“Dammnit,” I whisper as I try to shove my towel into my already full backpack.
I’ll be the first to admit that backpack journalism is a more romantic notion in theory than in practice. I’ll also admit I haven’t done it yet ... but I will tomorrow.
I’m packing my backpack to fly solo to Flint, Michigan. I am terrified. I am thrilled.
When I first heard about the government poisoning its citizens in Flint, I couldn’t believe something like it could be happening in America. How does a system that involves so many organizations and has so many safeguards fail to protect those in its care?
I knew my story’s angle could only attempt to answer one facet of this question, but as a (student) journalist, I felt it was my duty to try. So I researched, I pitched, I called big people who represented even bigger ideas. You know, the people who were profiled by the New York Times. The players in a national scandal. I waited and I called again.
Four exams and two papers later, I have made it through midterms week and can finally think only about Flint. I fly out tomorrow (better late than never, or so I tell myself). I survived half the semester and I’m sitting at home afraid to fall asleep for fear that I’ll miss my 8:30 a.m. flight. The fear in my head is loud and screaming. It reminds me of dollars invested in me by my university, phone calls never returned, cities never visited and an adventure unlike any other.
I have never done this before - just dropping into a city to talk to whoever will look my way. Murphy’s Law rattles around my head: Anything that can go wrong will go wrong. Could I have tried harder to create a more structured trip for myself? Always. Can I go back in time? Never. So my fear and anxiety feeds off the uncontrollable – the person who I can’t force to speak with me, the city I can’t control with my gaze. I am horrified and honored that I’ve been trusted to do this on my own. I just don’t want to fail.
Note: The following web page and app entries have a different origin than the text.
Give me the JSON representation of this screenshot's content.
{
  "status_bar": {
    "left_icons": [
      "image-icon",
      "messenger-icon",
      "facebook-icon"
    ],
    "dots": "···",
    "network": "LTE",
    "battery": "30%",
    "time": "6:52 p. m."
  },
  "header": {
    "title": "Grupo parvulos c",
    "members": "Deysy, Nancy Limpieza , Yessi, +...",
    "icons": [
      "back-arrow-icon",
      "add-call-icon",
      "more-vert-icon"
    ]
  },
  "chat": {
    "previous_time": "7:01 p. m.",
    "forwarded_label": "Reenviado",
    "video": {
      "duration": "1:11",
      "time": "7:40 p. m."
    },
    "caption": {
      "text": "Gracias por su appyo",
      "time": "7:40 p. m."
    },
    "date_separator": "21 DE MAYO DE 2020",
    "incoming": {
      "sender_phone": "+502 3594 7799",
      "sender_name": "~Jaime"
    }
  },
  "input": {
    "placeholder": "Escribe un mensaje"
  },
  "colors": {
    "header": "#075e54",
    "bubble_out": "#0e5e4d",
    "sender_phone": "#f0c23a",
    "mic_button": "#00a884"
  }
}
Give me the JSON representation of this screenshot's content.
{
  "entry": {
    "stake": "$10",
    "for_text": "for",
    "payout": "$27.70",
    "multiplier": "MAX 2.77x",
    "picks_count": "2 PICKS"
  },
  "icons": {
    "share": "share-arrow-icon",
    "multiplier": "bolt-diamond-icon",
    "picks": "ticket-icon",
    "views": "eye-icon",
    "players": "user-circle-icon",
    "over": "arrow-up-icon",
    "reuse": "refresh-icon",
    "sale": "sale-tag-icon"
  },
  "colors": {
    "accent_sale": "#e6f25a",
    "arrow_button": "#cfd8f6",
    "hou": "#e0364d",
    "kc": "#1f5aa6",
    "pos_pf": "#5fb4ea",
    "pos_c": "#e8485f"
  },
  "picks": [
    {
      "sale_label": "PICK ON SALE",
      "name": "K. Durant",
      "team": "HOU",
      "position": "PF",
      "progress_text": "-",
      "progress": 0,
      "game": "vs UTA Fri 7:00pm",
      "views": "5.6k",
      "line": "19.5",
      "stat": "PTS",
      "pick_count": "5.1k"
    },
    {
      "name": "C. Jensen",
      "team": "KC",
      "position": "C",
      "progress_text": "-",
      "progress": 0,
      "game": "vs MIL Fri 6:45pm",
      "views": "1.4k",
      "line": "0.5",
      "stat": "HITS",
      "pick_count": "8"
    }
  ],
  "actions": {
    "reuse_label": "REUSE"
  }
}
What is it that I’m feeling? Mortified? Pressured? Clueless? Proud?
All those feelings, swirling around, make me wonder why we do this to ourselves. Why do journalists pack their backpacks (one pair of jeans + two shirts = two outfits) and wander into the unknown? Why do we gravitate to where people are hurting and where they have been wronged? Why do we recklessly talk to complete strangers and ask pointed questions on our quest for the truth?
The emotions are subsiding now that I’ve written them out, and my mind rests on the story of Nellie Bly, a pioneering investigative journalist who admitted herself to a mental hospital in order to report on the horrifying mistreatment of patients by such institutions. Sometime before or after that she also found time to travel around the world in 72 days.
Bly’s work changed the way society understood journalism (and female journalists). She was strong and amazing. Her eyes were wise and unwavering.
I wonder if she was ever afraid to fail.
The reality is that she most likely was. We all are. But, fear aside, Bly still tried. She still ventured into the unknown, subjecting herself to discomfort and uncertainty to bring others back to comfort with her.
So, tomorrow, I’m venturing out. Here we go.